Learning Center

Find the answers to your home improvement questions.

What to Know Before You Buy Out of State Rental Property

Owning rental units, whether they’re single-family houses, condominiums or beach-front vacation homes can be a lucrative business for a savvy property investor. While your own home area is a great place to start, you do have the option of buying out of state rental property as well.

For many investors, out of state property is enticing because their own home area is simply too expensive. This is often the case for investors in very expensive city centers like Los Angeles, San Francisco and New York. For others, out of state income property is an ideal way to diversify their growing number of property holdings. Doing this can help protect an investor against a weak market in one area from hurting their bottom line too much.

Are you ready to start shopping for out of state income property? Use this guide to learn more about what you need to know before you venture away from home with your hard-earned cash.

out of state rental property

What’s Your Rental Style for Out of State Rental Property ?

Before you can start scouring the out of state market for the ideal rental property you need to narrow down what you’re looking for. In general, there are a few different types of properties you might be interested in, including:

Long-term Rentals

Typically unfurnished, these are usually apartments, condominiums or single-family homes where people will sign a lease for a one-year or multi-year stay. These rentals will usually be your tenant’s primary residence.

Short-term Rentals

Often furnished, short-term rentals are ideal for business travelers and people who need to move around a lot or simply prefer not to sign a long-term lease. Short-term rentals run the gamut from relatively affordable to high-end luxury units.

Vacation Rentals

Always furnished and ready to use, vacation rentals are typically occupied for a week to a few months per stay. In some areas, your vacation property may be relatively empty during the down season. For example, a property in a popular ski town may be unoccupied in the middle of summer.

Get to Know the Area

Choosing rental property in a city you’ve never visited and simply don’t understand can be a major gamble. If you’re looking to really maximize your profits, you need to get to know the area where you’re buying. This is typically best done in person with a realtor or knowledgeable business partner.

out of state rental property

Of course, some of the legwork can be done from your office or even the kitchen counter. Understanding rental unit pricing in different parts of a city you’re interested in buying in, as well as checking for the number of available properties and their associated costs can provide you with valuable information. In general, you’re looking for a property with a high revenue to cost ratio. Except in the case of seasonal vacation properties, you’re also looking for properties that will be in demand year-round so your unit or units don’t stay empty.

Determine Renovation Costs

As a property investor, buying a building that needs a little work can make sense. You pay less now, put a little money in and hopefully get more back because of it in the long run. When you’re shopping for out of state income property, this process can be a bit more difficult.

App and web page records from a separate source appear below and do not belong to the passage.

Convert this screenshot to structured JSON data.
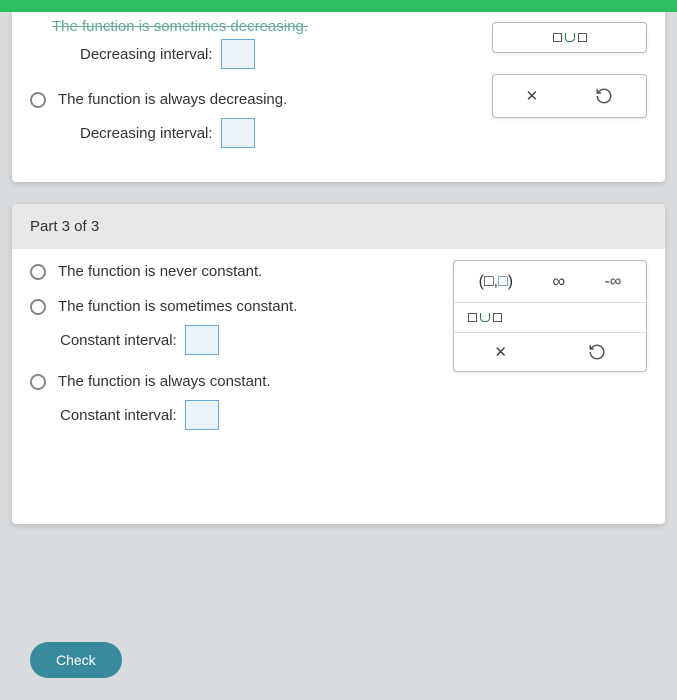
{
  "part2": {
    "truncated_label": "The function is sometimes decreasing.",
    "decreasing_interval_1_label": "Decreasing interval:",
    "always_decreasing_label": "The function is always decreasing.",
    "decreasing_interval_2_label": "Decreasing interval:"
  },
  "part3": {
    "header": "Part 3 of 3",
    "never_constant_label": "The function is never constant.",
    "sometimes_constant_label": "The function is sometimes constant.",
    "constant_interval_1_label": "Constant interval:",
    "always_constant_label": "The function is always constant.",
    "constant_interval_2_label": "Constant interval:"
  },
  "toolbar": {
    "ordered_pair": "(□,□)",
    "infinity": "∞",
    "neg_infinity": "-∞",
    "clear": "✕",
    "reset": "↺"
  },
  "check_button": "Check"
}
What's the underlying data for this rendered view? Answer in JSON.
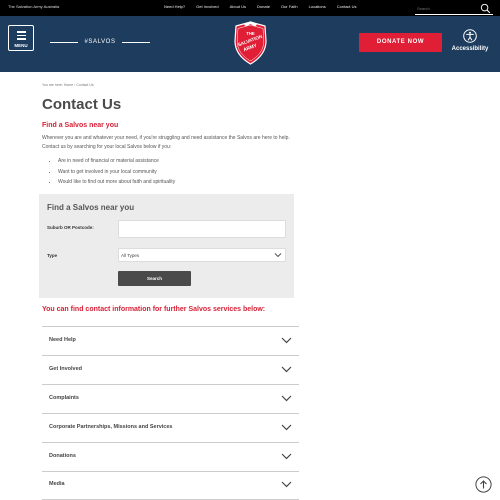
{
  "topbar": {
    "org_name": "The Salvation Army Australia",
    "links": [
      "Need Help?",
      "Get Involved",
      "About Us",
      "Donate",
      "Our Faith",
      "Locations",
      "Contact Us"
    ],
    "search_placeholder": "Search"
  },
  "header": {
    "menu_label": "MENU",
    "hashtag": "#SALVOS",
    "logo_text": "THE SALVATION ARMY",
    "donate_label": "DONATE NOW",
    "accessibility_label": "Accessibility",
    "colors": {
      "navy": "#1d3c5e",
      "red": "#e01f36"
    }
  },
  "breadcrumb": "You are here: Home › Contact Us",
  "page_title": "Contact Us",
  "intro": {
    "heading": "Find a Salvos near you",
    "text": "Wherever you are and whatever your need, if you're struggling and need assistance the Salvos are here to help. Contact us by searching for your local Salvos below if you:",
    "bullets": [
      "Are in need of financial or material assistance",
      "Want to get involved in your local community",
      "Would like to find out more about faith and spirituality"
    ]
  },
  "finder": {
    "title": "Find a Salvos near you",
    "suburb_label": "Suburb OR Postcode:",
    "suburb_value": "",
    "type_label": "Type",
    "type_selected": "All Types",
    "search_button": "Search"
  },
  "services": {
    "heading": "You can find contact information for further Salvos services below:",
    "items": [
      "Need Help",
      "Get Involved",
      "Complaints",
      "Corporate Partnerships, Missions and Services",
      "Donations",
      "Media"
    ]
  }
}
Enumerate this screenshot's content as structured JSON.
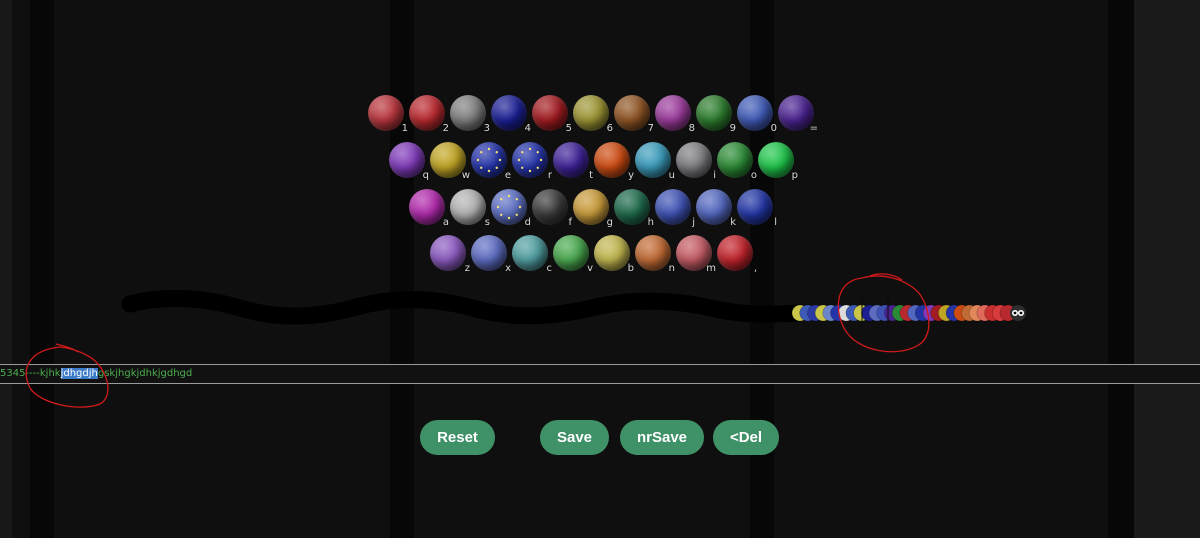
{
  "keyboard": {
    "rows": [
      [
        {
          "label": "1",
          "color": "#b8353d"
        },
        {
          "label": "2",
          "color": "#b8292f"
        },
        {
          "label": "3",
          "color": "#7f7f7f"
        },
        {
          "label": "4",
          "color": "#1b1f93"
        },
        {
          "label": "5",
          "color": "#a11b20"
        },
        {
          "label": "6",
          "color": "#9c9433"
        },
        {
          "label": "7",
          "color": "#8e5424"
        },
        {
          "label": "8",
          "color": "#9b3b9b"
        },
        {
          "label": "9",
          "color": "#2c7c2d"
        },
        {
          "label": "0",
          "color": "#3f5ab5"
        },
        {
          "label": "=",
          "color": "#4a2390"
        }
      ],
      [
        {
          "label": "q",
          "color": "#7e3ab8"
        },
        {
          "label": "w",
          "color": "#c0a524"
        },
        {
          "label": "e",
          "color": "#2433a8",
          "stars": true
        },
        {
          "label": "r",
          "color": "#2433a8",
          "stars": true
        },
        {
          "label": "t",
          "color": "#3d2196"
        },
        {
          "label": "y",
          "color": "#cc4b12"
        },
        {
          "label": "u",
          "color": "#3a9ab9"
        },
        {
          "label": "i",
          "color": "#7d7d82"
        },
        {
          "label": "o",
          "color": "#2b8a35"
        },
        {
          "label": "p",
          "color": "#1fc44a"
        }
      ],
      [
        {
          "label": "a",
          "color": "#b02aab"
        },
        {
          "label": "s",
          "color": "#b2b2b2"
        },
        {
          "label": "d",
          "color": "#5d6fc3",
          "stars": true
        },
        {
          "label": "f",
          "color": "#3a3a3a"
        },
        {
          "label": "g",
          "color": "#c89a3a"
        },
        {
          "label": "h",
          "color": "#1e6a4b"
        },
        {
          "label": "j",
          "color": "#3f52b4"
        },
        {
          "label": "k",
          "color": "#5266be"
        },
        {
          "label": "l",
          "color": "#2235a4"
        }
      ],
      [
        {
          "label": "z",
          "color": "#8a59bf"
        },
        {
          "label": "x",
          "color": "#5c6bc0"
        },
        {
          "label": "c",
          "color": "#4f9da0"
        },
        {
          "label": "v",
          "color": "#49a84e"
        },
        {
          "label": "b",
          "color": "#bfb44d"
        },
        {
          "label": "n",
          "color": "#c06a34"
        },
        {
          "label": "m",
          "color": "#c35a63"
        },
        {
          "label": ",",
          "color": "#c0232b"
        }
      ]
    ]
  },
  "text_strip": {
    "prefix": "5345----kjhk",
    "selected": "jdhgdjh",
    "suffix": "gskjhgkjdhkjgdhgd"
  },
  "buttons": {
    "reset": "Reset",
    "save": "Save",
    "nrsave": "nrSave",
    "del": "<Del"
  },
  "worm": {
    "segment_colors": [
      "#c9c64a",
      "#3d5bb6",
      "#2d3aa4",
      "#c9c64a",
      "#6b86c9",
      "#2433a8",
      "#dcdcdc",
      "#3d5bb6",
      "#c9c64a",
      "#1b1f93",
      "#5c6bc0",
      "#3f52b4",
      "#4a2390",
      "#2b8a35",
      "#b8292f",
      "#5266be",
      "#2235a4",
      "#7e3ab8",
      "#a11b20",
      "#c0a524",
      "#2433a8",
      "#cc4b12",
      "#c06a34",
      "#e0885a",
      "#e06a5a",
      "#c9302f",
      "#d73b3b",
      "#b8292f"
    ]
  },
  "colors": {
    "background": "#0f0f0f",
    "button": "#3f9168",
    "text_green": "#4caf50",
    "selection": "#3d7cc9",
    "annotation_red": "#d11a1a"
  }
}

Remember that you’ll likely need to be in the area while renovations are made. If you don’t plan on traveling, you’ll need to pay someone to manage your renovation project and report back to you. Either way, the costs can add up.

If you do take on a property that needs work, you’ll also want to make connections with local contractors. They will be a valuable resource for getting your project finished on time and on budget.

Consider Other Potential Costs

Visiting an out of state income property, even if you only do it twice per year, can cost you thousands of dollars. It’s important to consider this when determining if buying out of state is right for you.

You may also incur maintenance costs that you might otherwise be able to avoid by doing basic work on your own if you lived in the area. Even your insurance needs can vary in a new region as well, which can drive up your potential costs in unfamiliar ways.

Do You Need a Property Manager?

You’ve chosen the perfect neighborhood for your out of state income property and considered all the benefits and potential drawbacks of owning away from home. Now it’s time to start looking for renters or long-term tenants so you can earn the income you’re after.

How exactly are you going to do that if you’re a state or two away? For most people, coming into town for a week or longer in order to scout for potential tenants seriously cuts down on profits. If you end up having higher than expected turnover, you could be leaving home a lot more than you might have initially thought. In the case of a vacation-style property where renters may only stay for a week at a time, visiting yourself to fill the property simply isn’t possible.

Hiring a property manager to handle finding tenants for your rental could be a better choice for you. A property manager will also handle the day-to-day issues like fixing a leaky sink. Most even collect rent payments.

Of course you will have to pay a property manager, but for most people, it is an expense that just makes sense. That’s especially when you consider the fact that your out of state income property is less likely to be vacant for any length of time when you have a property manager that knows the area and can help you rent it quickly.

Out of state income property can be lucrative, but it can be more difficult to manage when you don’t live in the area. Variables like an unfamiliar economy and different insurance needs also must be considered.

Take your time and do your homework when buying out of state. If you don’t, you might find that your ideal rental property barely breaks even despite your hard work.

Leave a Reply

Your email address will not be published. Required fields are marked *

You can use these HTML tags and attributes <a href="" title=""> <abbr title=""> <acronym title=""> <b> <blockquote cite=""> <cite> <code> <del datetime=""> <em> <i> <q cite=""> <s> <strike> <strong>

Notify me of followup comments via e-mail. You can also subscribe without commenting.